• _TASK DIRECTIONS_
Which lines of the entries below contain the string "JSON"? Copy each one.

• _EXERCISE MATERIALS_

-------

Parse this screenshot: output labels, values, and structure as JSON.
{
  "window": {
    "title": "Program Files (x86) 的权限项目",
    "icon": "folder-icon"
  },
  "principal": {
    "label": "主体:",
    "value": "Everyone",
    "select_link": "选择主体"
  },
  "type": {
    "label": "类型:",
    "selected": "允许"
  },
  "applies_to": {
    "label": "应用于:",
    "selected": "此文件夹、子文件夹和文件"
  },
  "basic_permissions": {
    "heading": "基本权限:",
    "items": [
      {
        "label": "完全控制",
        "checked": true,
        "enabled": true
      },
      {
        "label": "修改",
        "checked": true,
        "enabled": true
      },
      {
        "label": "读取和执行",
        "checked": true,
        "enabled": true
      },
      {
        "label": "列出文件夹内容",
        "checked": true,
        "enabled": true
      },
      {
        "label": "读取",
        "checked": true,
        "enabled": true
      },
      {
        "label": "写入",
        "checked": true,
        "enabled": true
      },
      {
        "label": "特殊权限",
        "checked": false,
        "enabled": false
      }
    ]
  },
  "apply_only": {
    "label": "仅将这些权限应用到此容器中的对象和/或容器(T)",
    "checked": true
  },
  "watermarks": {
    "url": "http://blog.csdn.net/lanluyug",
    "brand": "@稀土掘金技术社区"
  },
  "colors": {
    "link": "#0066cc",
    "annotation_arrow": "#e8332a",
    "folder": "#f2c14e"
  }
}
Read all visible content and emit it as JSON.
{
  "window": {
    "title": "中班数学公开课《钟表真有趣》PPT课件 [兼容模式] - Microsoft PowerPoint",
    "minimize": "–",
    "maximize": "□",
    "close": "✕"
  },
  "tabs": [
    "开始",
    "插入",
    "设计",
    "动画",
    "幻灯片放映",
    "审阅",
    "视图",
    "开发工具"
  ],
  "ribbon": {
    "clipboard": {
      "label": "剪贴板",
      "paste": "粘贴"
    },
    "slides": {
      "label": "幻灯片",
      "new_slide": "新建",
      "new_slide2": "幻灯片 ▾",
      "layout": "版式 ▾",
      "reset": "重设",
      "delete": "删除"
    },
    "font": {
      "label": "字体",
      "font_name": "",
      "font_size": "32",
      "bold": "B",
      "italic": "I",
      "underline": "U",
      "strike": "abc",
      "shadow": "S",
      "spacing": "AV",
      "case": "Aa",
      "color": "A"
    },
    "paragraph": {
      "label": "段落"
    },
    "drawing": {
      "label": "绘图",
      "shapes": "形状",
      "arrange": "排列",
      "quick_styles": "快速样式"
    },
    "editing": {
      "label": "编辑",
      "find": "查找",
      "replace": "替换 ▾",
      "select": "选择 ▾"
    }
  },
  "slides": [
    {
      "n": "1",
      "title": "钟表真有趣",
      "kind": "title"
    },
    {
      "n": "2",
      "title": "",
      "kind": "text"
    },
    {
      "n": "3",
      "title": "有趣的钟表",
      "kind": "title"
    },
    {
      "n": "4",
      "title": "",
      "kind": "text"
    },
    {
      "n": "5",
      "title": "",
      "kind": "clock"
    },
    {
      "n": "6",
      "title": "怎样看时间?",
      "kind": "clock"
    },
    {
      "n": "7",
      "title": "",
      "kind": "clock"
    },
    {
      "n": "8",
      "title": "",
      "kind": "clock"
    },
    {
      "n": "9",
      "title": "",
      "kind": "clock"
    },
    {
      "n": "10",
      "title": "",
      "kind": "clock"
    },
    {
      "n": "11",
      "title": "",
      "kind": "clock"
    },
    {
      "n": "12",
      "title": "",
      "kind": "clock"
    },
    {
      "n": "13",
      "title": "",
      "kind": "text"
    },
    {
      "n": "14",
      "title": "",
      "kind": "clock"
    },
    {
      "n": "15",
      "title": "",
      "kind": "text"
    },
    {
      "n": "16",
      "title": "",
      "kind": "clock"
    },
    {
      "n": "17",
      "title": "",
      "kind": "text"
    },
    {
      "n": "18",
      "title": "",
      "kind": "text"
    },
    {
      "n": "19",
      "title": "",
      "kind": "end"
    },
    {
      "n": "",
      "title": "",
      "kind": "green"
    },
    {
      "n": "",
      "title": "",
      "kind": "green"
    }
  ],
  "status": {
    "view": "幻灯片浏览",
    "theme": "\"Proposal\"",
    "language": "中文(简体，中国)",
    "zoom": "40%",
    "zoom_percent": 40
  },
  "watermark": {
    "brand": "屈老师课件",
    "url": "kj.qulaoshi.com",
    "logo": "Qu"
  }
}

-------

• _WRITTEN RESPONSE_
Parse this screenshot: output labels, values, and structure as JSON.
Read all visible content and emit it as JSON.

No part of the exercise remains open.